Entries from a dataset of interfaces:
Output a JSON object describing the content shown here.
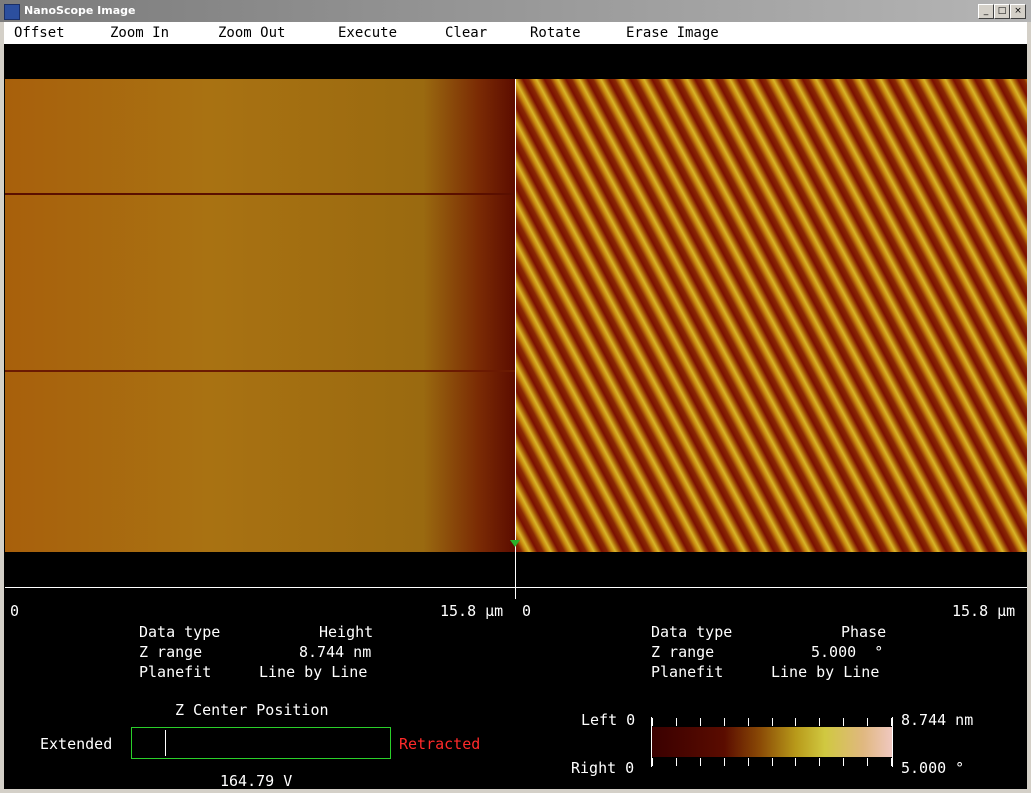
{
  "window": {
    "title": "NanoScope Image"
  },
  "menu": {
    "items": [
      "Offset",
      "Zoom In",
      "Zoom Out",
      "Execute",
      "Clear",
      "Rotate",
      "Erase Image"
    ]
  },
  "left_panel": {
    "axis_start": "0",
    "axis_end": "15.8 µm",
    "data_type_label": "Data type",
    "data_type_value": "Height",
    "z_range_label": "Z range",
    "z_range_value": "8.744 nm",
    "planefit_label": "Planefit",
    "planefit_value": "Line by Line"
  },
  "right_panel": {
    "axis_start": "0",
    "axis_end": "15.8 µm",
    "data_type_label": "Data type",
    "data_type_value": "Phase",
    "z_range_label": "Z range",
    "z_range_value": "5.000  °",
    "planefit_label": "Planefit",
    "planefit_value": "Line by Line"
  },
  "z_center": {
    "title": "Z Center Position",
    "left_label": "Extended",
    "right_label": "Retracted",
    "voltage": "164.79 V",
    "position_fraction": 0.13
  },
  "color_scale": {
    "left_label": "Left 0",
    "right_label": "Right 0",
    "top_value": "8.744 nm",
    "bottom_value": "5.000 °"
  },
  "colors": {
    "background": "#000000",
    "text": "#ffffff",
    "retracted": "#ff2a2a",
    "bar_border": "#2ad02a"
  }
}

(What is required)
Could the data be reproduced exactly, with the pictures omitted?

(Exercise output)
Output a JSON object describing the content shown here.
{
  "window": {
    "title": "NanoScope Image"
  },
  "menu": {
    "items": [
      "Offset",
      "Zoom In",
      "Zoom Out",
      "Execute",
      "Clear",
      "Rotate",
      "Erase Image"
    ]
  },
  "left_panel": {
    "axis_start": "0",
    "axis_end": "15.8 µm",
    "data_type_label": "Data type",
    "data_type_value": "Height",
    "z_range_label": "Z range",
    "z_range_value": "8.744 nm",
    "planefit_label": "Planefit",
    "planefit_value": "Line by Line"
  },
  "right_panel": {
    "axis_start": "0",
    "axis_end": "15.8 µm",
    "data_type_label": "Data type",
    "data_type_value": "Phase",
    "z_range_label": "Z range",
    "z_range_value": "5.000  °",
    "planefit_label": "Planefit",
    "planefit_value": "Line by Line"
  },
  "z_center": {
    "title": "Z Center Position",
    "left_label": "Extended",
    "right_label": "Retracted",
    "voltage": "164.79 V",
    "position_fraction": 0.13
  },
  "color_scale": {
    "left_label": "Left 0",
    "right_label": "Right 0",
    "top_value": "8.744 nm",
    "bottom_value": "5.000 °"
  },
  "colors": {
    "background": "#000000",
    "text": "#ffffff",
    "retracted": "#ff2a2a",
    "bar_border": "#2ad02a"
  }
}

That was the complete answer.